Whether you agree or disagree with the labeling of food packages that contain genetically modified organisms, I hope most agree we at least need a uniform standard for the country. Either label them all with consistent, specific standards and regulations, or continue to make it voluntary.
Personally, I don’t follow the rationale in labeling a product that is safe and not nutritionally different simply because it contains products derived from GMOs. That’s especially true when you consider non-GMO products are free to be labeled as such. I’ve shared my opinion before about the labeling issue, so I will spare you a repeat; feel free to read it in the February issue on Page 17.
What’s concerning in the realm of GMOs is what’s happening outside of legislative reach. It’s undoubtedly being fueled by the vast spotlight on GMOs, which has been sparked by Vermont’s GMO labeling law.
Large corporations, under pressure (real or perceived) from customers and consumers, are moving away from GMO ingredients and products. It seems it’s easier to adjust sourcing than to justify the product with all the science behind it. One industry already feeling the bite is sugar —in particular, sugarbeets, which are almost entirely raised from biotech seed.
Last year Hershey announced it will no longer use GMO sugar; it’s switching to sugarcane, which is not genetically modified. The $7.4 billion-a-year-in-sales candy giant’s decision to pull sugarbeet sugar from its 80-some brands of candy has the attention of growers and cooperatives around the country. Hershey says it is merely responding to what consumers want.
Thankfully, at least the safety of GMO sugar is not being called into question, as Hershey has scientific references on its website to support it wholesomeness — if that’s any consolation.
Sugar is sugar
What consumers don’t understand is, like other GMO products, there is no GMO material in the refined product. Sugar is the same, no matter its original plant source or growing practice. Sugar, whether from sugarbeets or sugarcane, or from sugar crops grown using conventional, biotech or organic methods, has the same nutritional value, composition and wholesomeness. Tests can’t tell the difference between beet or cane sugar.
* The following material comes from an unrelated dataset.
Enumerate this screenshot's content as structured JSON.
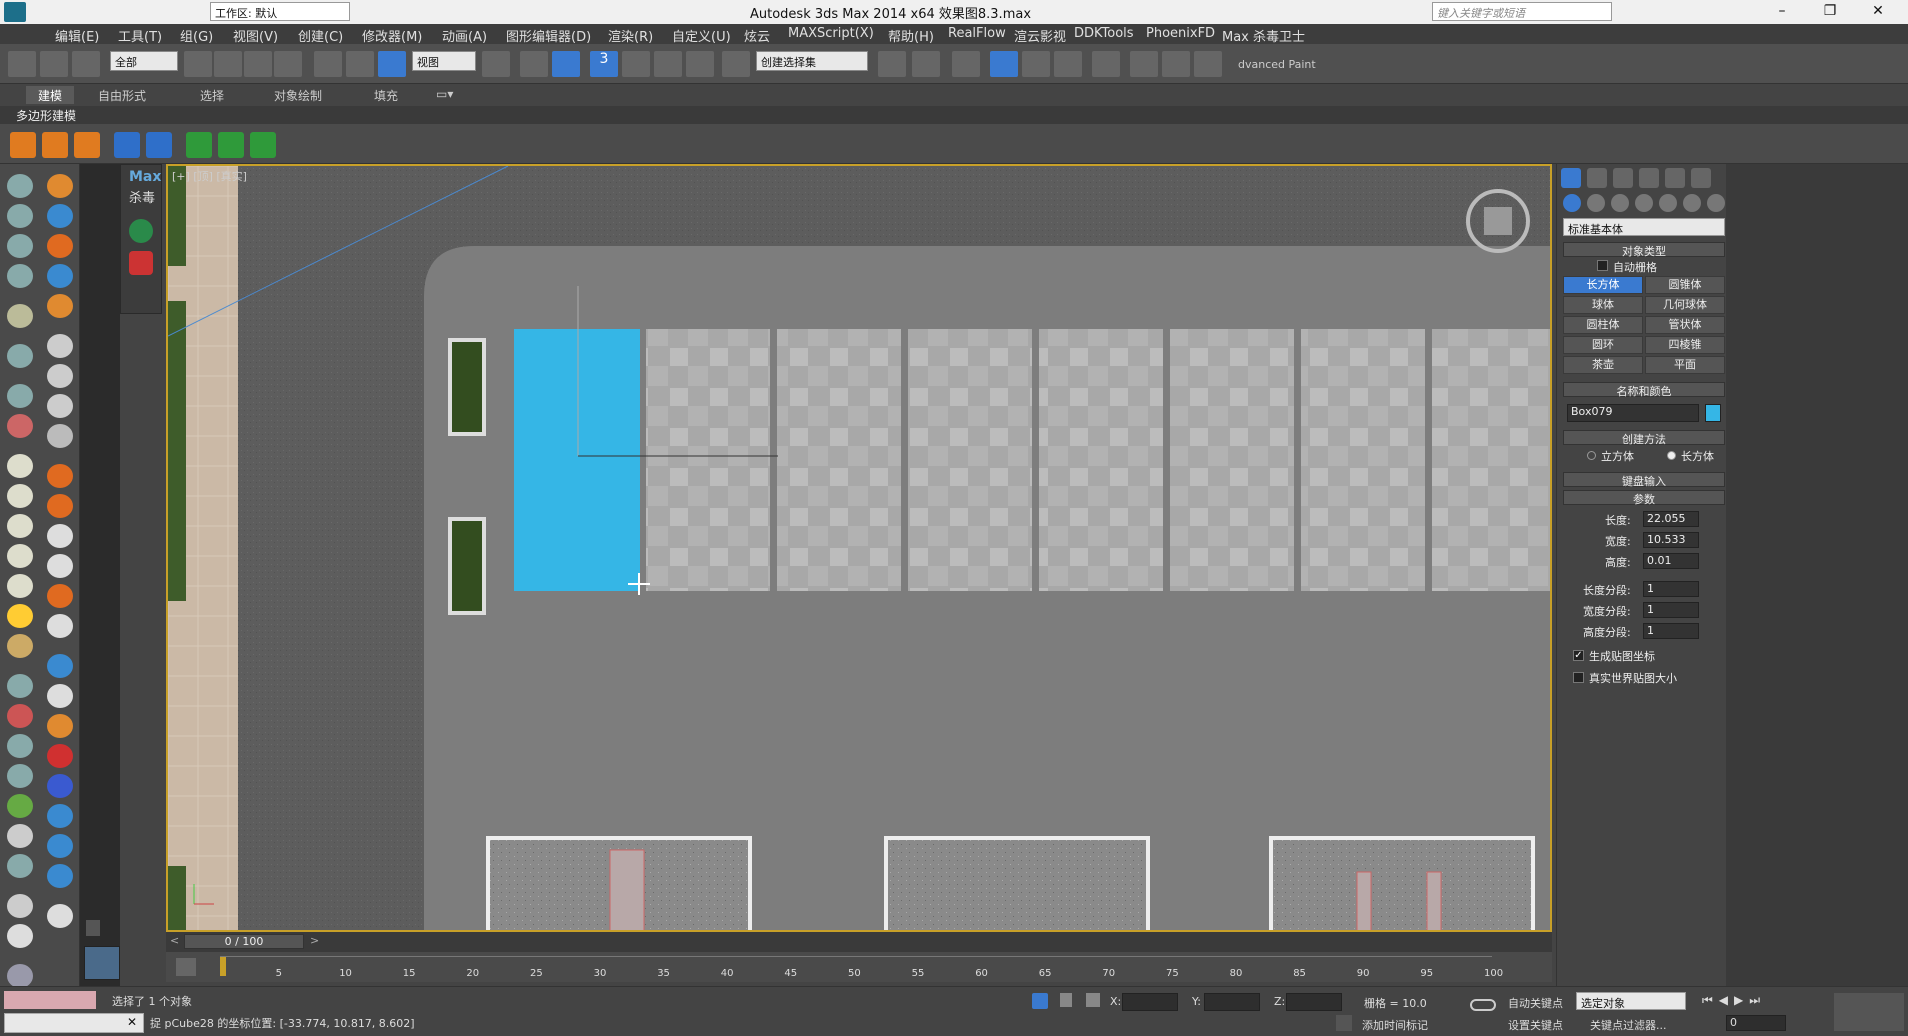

Ray Van Driessche, director of community and public relations for Michigan Sugar Co., says it boils down to the consumer’s lack of information and understanding. “It’s frustrating. You can do all the scientific analysis you want, but sales are being affected regardless.”
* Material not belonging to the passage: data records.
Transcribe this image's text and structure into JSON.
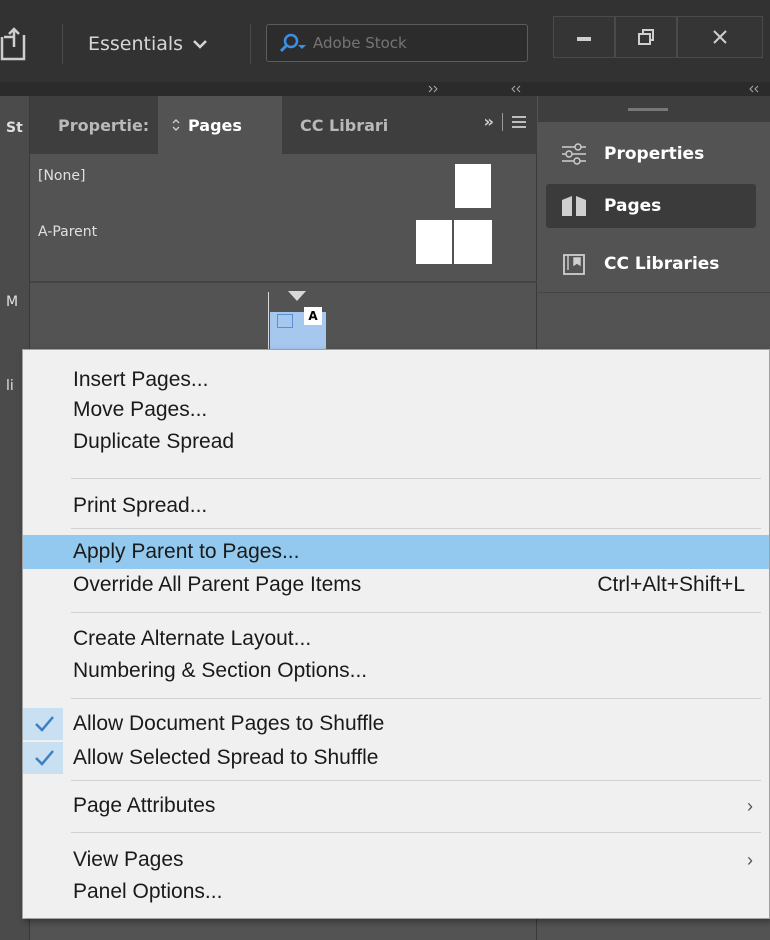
{
  "titlebar": {
    "workspace_label": "Essentials",
    "search_placeholder": "Adobe Stock"
  },
  "left_strip": {
    "labels": [
      "St",
      "M",
      "li"
    ]
  },
  "pages_panel": {
    "tabs": [
      "Propertie:",
      "Pages",
      "CC Librari"
    ],
    "tab_overflow": "»",
    "parents": [
      "[None]",
      "A-Parent"
    ],
    "spread_label": "A"
  },
  "right_strip": {
    "items": [
      {
        "label": "Properties",
        "icon": "sliders-icon"
      },
      {
        "label": "Pages",
        "icon": "pages-icon"
      },
      {
        "label": "CC Libraries",
        "icon": "libraries-icon"
      }
    ]
  },
  "context_menu": {
    "items": [
      {
        "label": "Insert Pages..."
      },
      {
        "label": "Move Pages..."
      },
      {
        "label": "Duplicate Spread"
      },
      {
        "label": "Print Spread..."
      },
      {
        "label": "Apply Parent to Pages..."
      },
      {
        "label": "Override All Parent Page Items",
        "shortcut": "Ctrl+Alt+Shift+L"
      },
      {
        "label": "Create Alternate Layout..."
      },
      {
        "label": "Numbering & Section Options..."
      },
      {
        "label": "Allow Document Pages to Shuffle",
        "checked": true
      },
      {
        "label": "Allow Selected Spread to Shuffle",
        "checked": true
      },
      {
        "label": "Page Attributes",
        "submenu": "›"
      },
      {
        "label": "View Pages",
        "submenu": "›"
      },
      {
        "label": "Panel Options..."
      }
    ],
    "highlight_color": "#93c9ee",
    "check_color": "#3b7fc4"
  }
}
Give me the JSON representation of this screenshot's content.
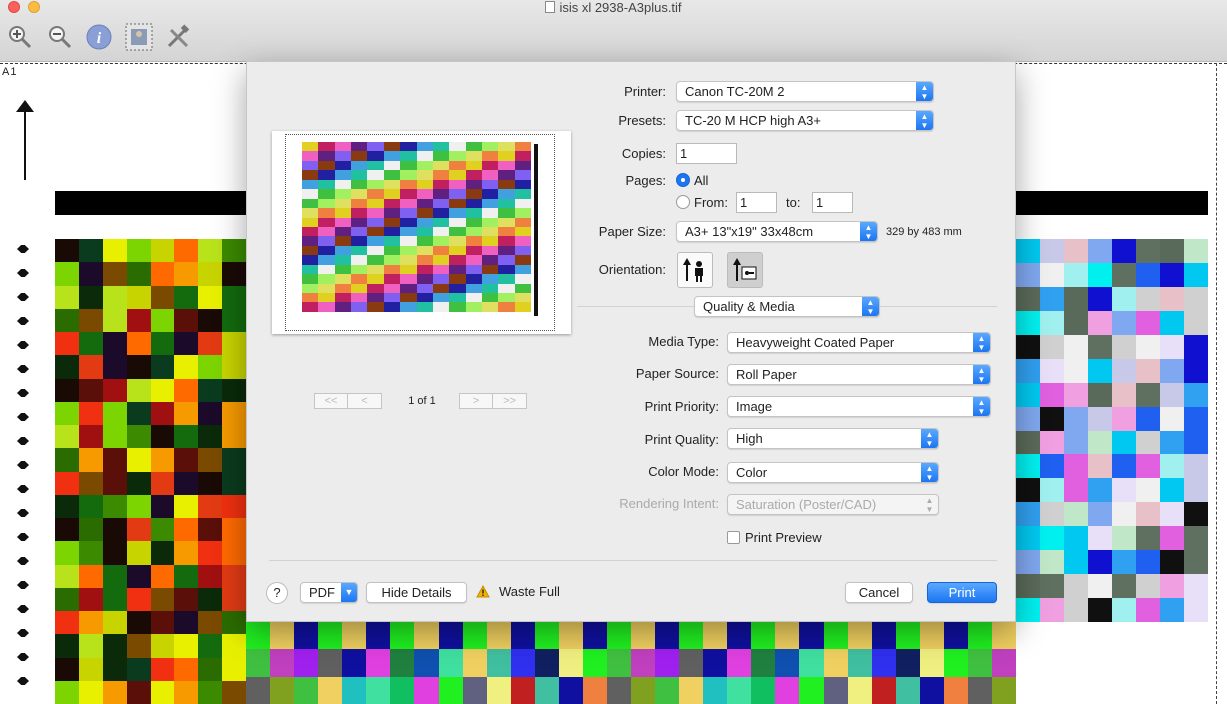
{
  "window": {
    "title": "isis xl 2938-A3plus.tif"
  },
  "toolbar": {
    "icons": [
      "zoom-in-icon",
      "zoom-out-icon",
      "info-icon",
      "thumbnail-icon",
      "tools-icon"
    ]
  },
  "image": {
    "corner_label": "A1"
  },
  "preview": {
    "page_count": "1 of 1",
    "first": "<<",
    "prev": "<",
    "next": ">",
    "last": ">>"
  },
  "printer": {
    "label": "Printer:",
    "value": "Canon TC-20M 2"
  },
  "presets": {
    "label": "Presets:",
    "value": "TC-20 M HCP high A3+"
  },
  "copies": {
    "label": "Copies:",
    "value": "1"
  },
  "pages": {
    "label": "Pages:",
    "all_label": "All",
    "from_label": "From:",
    "from_value": "1",
    "to_label": "to:",
    "to_value": "1",
    "selected": "All"
  },
  "paper_size": {
    "label": "Paper Size:",
    "value": "A3+ 13\"x19\" 33x48cm",
    "dimensions": "329 by 483 mm"
  },
  "orientation": {
    "label": "Orientation:",
    "selected": "landscape"
  },
  "section": {
    "value": "Quality & Media"
  },
  "media_type": {
    "label": "Media Type:",
    "value": "Heavyweight Coated Paper"
  },
  "paper_source": {
    "label": "Paper Source:",
    "value": "Roll Paper"
  },
  "print_priority": {
    "label": "Print Priority:",
    "value": "Image"
  },
  "print_quality": {
    "label": "Print Quality:",
    "value": "High"
  },
  "color_mode": {
    "label": "Color Mode:",
    "value": "Color"
  },
  "rendering_intent": {
    "label": "Rendering Intent:",
    "value": "Saturation (Poster/CAD)",
    "enabled": false
  },
  "print_preview": {
    "label": "Print Preview",
    "checked": false
  },
  "footer": {
    "help": "?",
    "pdf": "PDF",
    "hide_details": "Hide Details",
    "warning": "Waste Full",
    "cancel": "Cancel",
    "print": "Print"
  },
  "colors": {
    "accent": "#1c76f2",
    "dialog_bg": "#ececec"
  }
}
The defeated, or at least stalled, legislation in the Senate introduced by Sen. Pat Roberts, R-Kan., would have blocked Vermont’s GMO labeling law — set to take effect July 1 — by creating new voluntary federal labeling standards for GMO food products for companies that want them.
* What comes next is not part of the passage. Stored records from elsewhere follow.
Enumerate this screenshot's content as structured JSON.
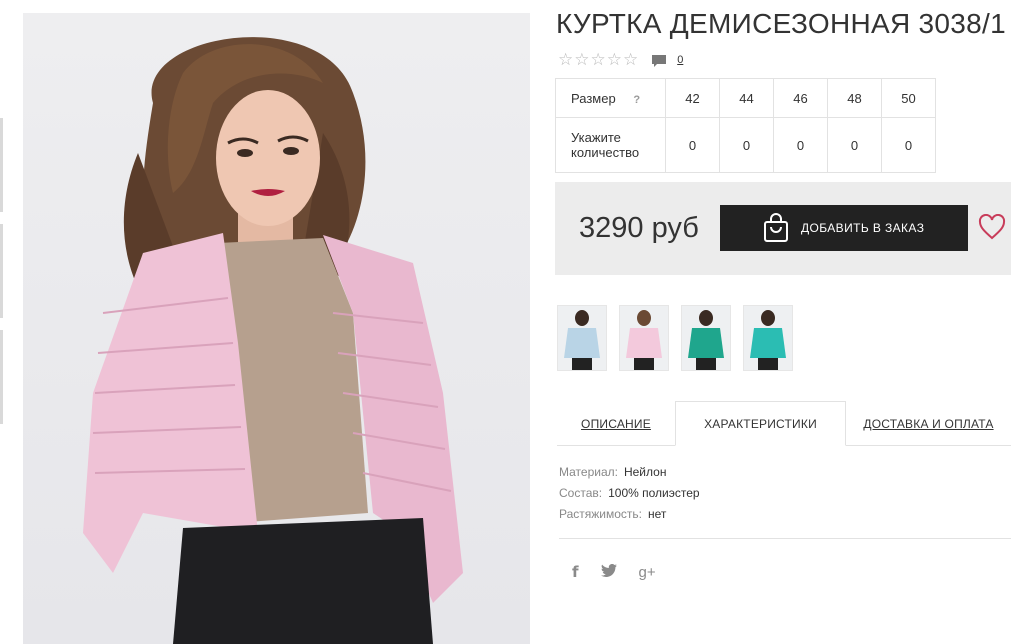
{
  "product": {
    "title": "КУРТКА ДЕМИСЕЗОННАЯ 3038/1",
    "rating_stars": "☆☆☆☆☆",
    "comments_count": "0",
    "image_icon": "product-photo-pink-jacket"
  },
  "size_table": {
    "size_label": "Размер",
    "help_mark": "?",
    "qty_label": "Укажите количество",
    "sizes": [
      "42",
      "44",
      "46",
      "48",
      "50"
    ],
    "quantities": [
      "0",
      "0",
      "0",
      "0",
      "0"
    ]
  },
  "purchase": {
    "price": "3290 руб",
    "add_button_label": "ДОБАВИТЬ В ЗАКАЗ",
    "accent_color": "#c83c5a"
  },
  "variants": [
    {
      "color": "#b9d4e6",
      "icon": "light-blue-jacket-thumb"
    },
    {
      "color": "#f3c9dc",
      "icon": "pink-jacket-thumb"
    },
    {
      "color": "#1fa68d",
      "icon": "green-jacket-thumb"
    },
    {
      "color": "#2bbdb3",
      "icon": "turquoise-jacket-thumb"
    }
  ],
  "tabs": [
    {
      "label": "ОПИСАНИЕ",
      "active": false
    },
    {
      "label": "ХАРАКТЕРИСТИКИ",
      "active": true
    },
    {
      "label": "ДОСТАВКА И ОПЛАТА",
      "active": false
    }
  ],
  "specs": [
    {
      "key": "Материал:",
      "value": "Нейлон"
    },
    {
      "key": "Состав:",
      "value": "100% полиэстер"
    },
    {
      "key": "Растяжимость:",
      "value": "нет"
    }
  ],
  "social": {
    "facebook": "f",
    "twitter": "𝕥",
    "google_plus": "g+"
  }
}
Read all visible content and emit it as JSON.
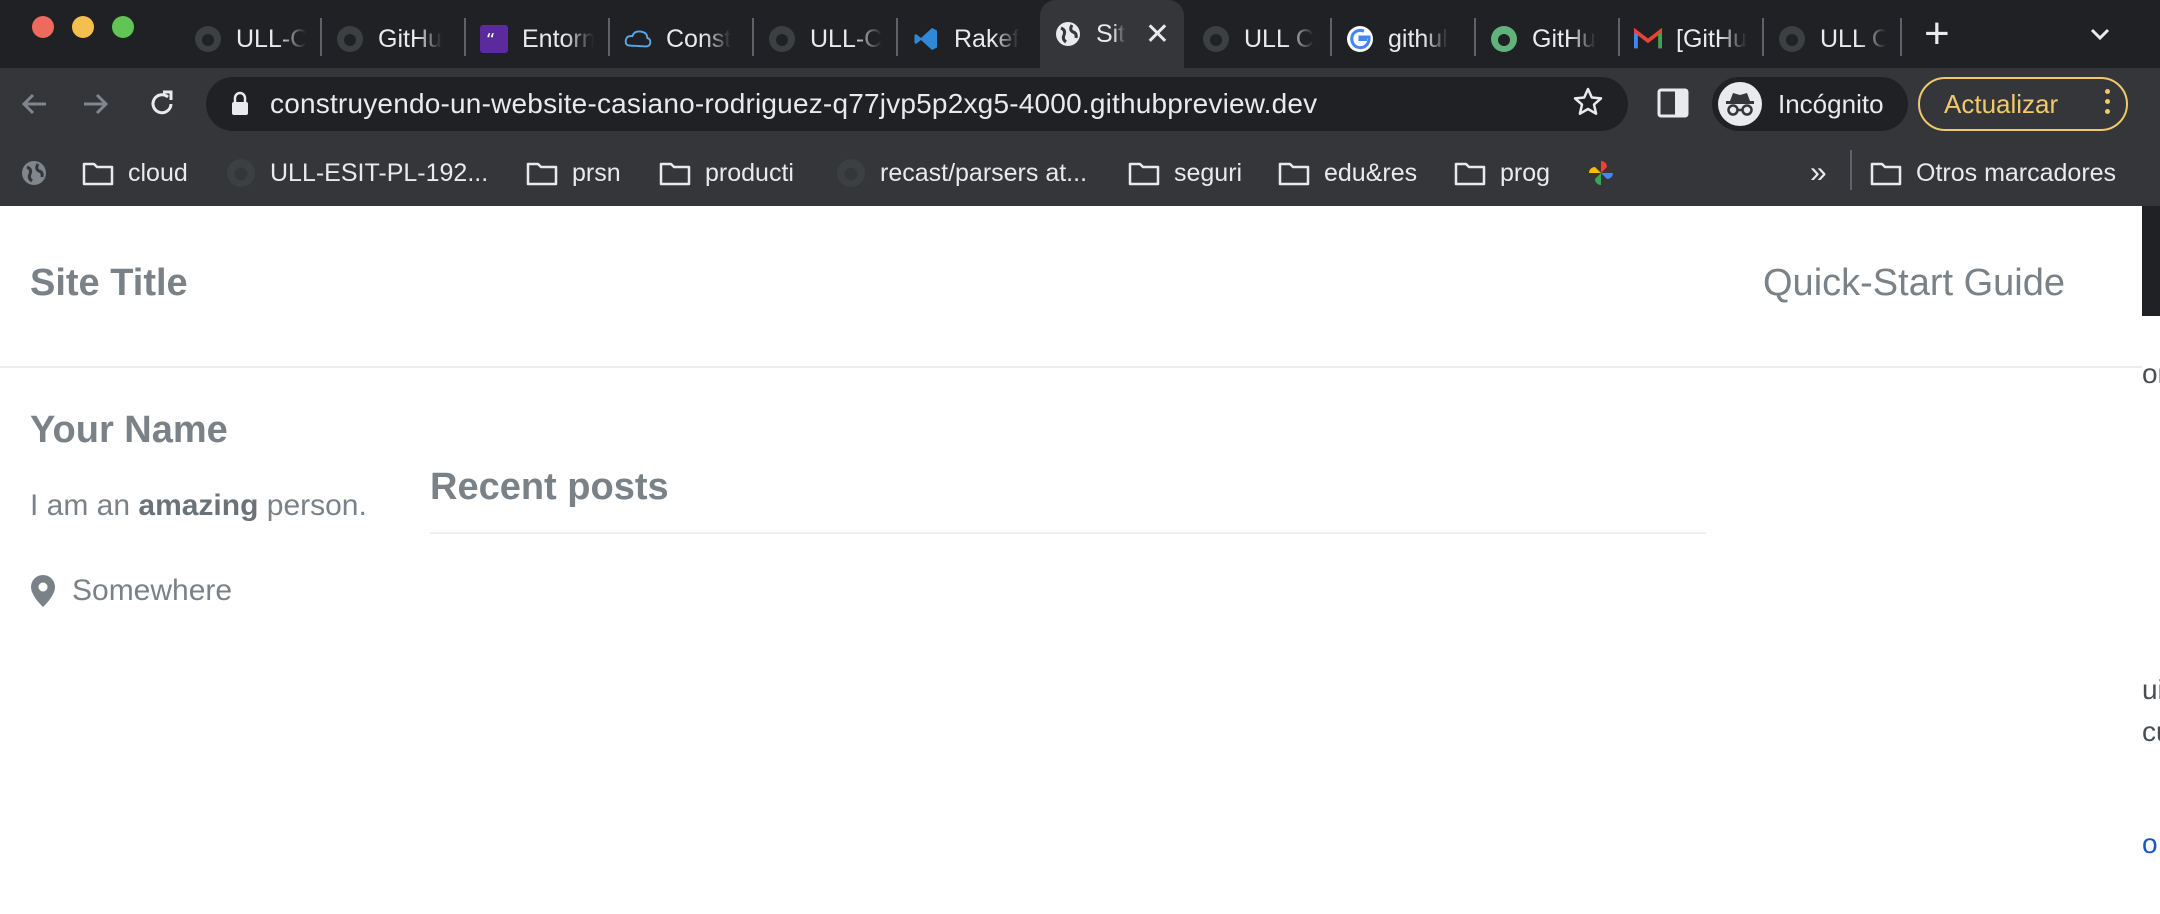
{
  "browser": {
    "tabs": [
      {
        "title": "ULL-C",
        "icon": "github-icon"
      },
      {
        "title": "GitHu",
        "icon": "github-icon"
      },
      {
        "title": "Entorn",
        "icon": "quote-app-icon"
      },
      {
        "title": "Const",
        "icon": "cloud-icon"
      },
      {
        "title": "ULL-C",
        "icon": "github-icon"
      },
      {
        "title": "Rakef",
        "icon": "vscode-icon"
      },
      {
        "title": "Sit",
        "icon": "globe-icon",
        "active": true
      },
      {
        "title": "ULL C",
        "icon": "github-icon"
      },
      {
        "title": "githul",
        "icon": "google-icon"
      },
      {
        "title": "GitHu",
        "icon": "github-green-icon"
      },
      {
        "title": "[GitHu",
        "icon": "gmail-icon"
      },
      {
        "title": "ULL C",
        "icon": "github-icon"
      }
    ],
    "url": "construyendo-un-website-casiano-rodriguez-q77jvp5p2xg5-4000.githubpreview.dev",
    "profile_label": "Incógnito",
    "update_label": "Actualizar",
    "bookmarks": [
      {
        "label": "",
        "icon": "globe-icon"
      },
      {
        "label": "cloud",
        "icon": "folder-icon"
      },
      {
        "label": "ULL-ESIT-PL-192...",
        "icon": "github-icon"
      },
      {
        "label": "prsn",
        "icon": "folder-icon"
      },
      {
        "label": "producti",
        "icon": "folder-icon"
      },
      {
        "label": "recast/parsers at...",
        "icon": "github-icon"
      },
      {
        "label": "seguri",
        "icon": "folder-icon"
      },
      {
        "label": "edu&res",
        "icon": "folder-icon"
      },
      {
        "label": "prog",
        "icon": "folder-icon"
      },
      {
        "label": "",
        "icon": "pinwheel-icon"
      }
    ],
    "overflow_label": "»",
    "other_bookmarks_label": "Otros marcadores",
    "colors": {
      "chrome_dark": "#202124",
      "toolbar": "#35363a",
      "update_accent": "#f1c96b"
    }
  },
  "site": {
    "title": "Site Title",
    "nav_link": "Quick-Start Guide",
    "author": {
      "name": "Your Name",
      "bio_prefix": "I am an ",
      "bio_bold": "amazing",
      "bio_suffix": " person.",
      "location": "Somewhere"
    },
    "recent_posts_heading": "Recent posts",
    "text_color": "#7a8288"
  },
  "edge_fragments": [
    "or",
    "ui",
    "cu",
    "o,"
  ]
}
It doesn’t appear Hershey’s sugar-sourcing decision was influenced by the legislation, but it may have that effect on other food-producing companies, Van Driessche fears.
Regrettably, Sen. Debbie Stabenow of Michigan, the Senate Agriculture Comm-ittee’s ranking Democrat, voted against Roberts’ bill, saying she hoped a compromise could be worked out.
Sen. Stabenow, we need you to step it up. The threat is real. Mexico announced April 11 that its domestic sugarcane industry has between 300,000 and 500,000 metric tons of additional supply available, should this country require it.
Let’s make sure it doesn’t.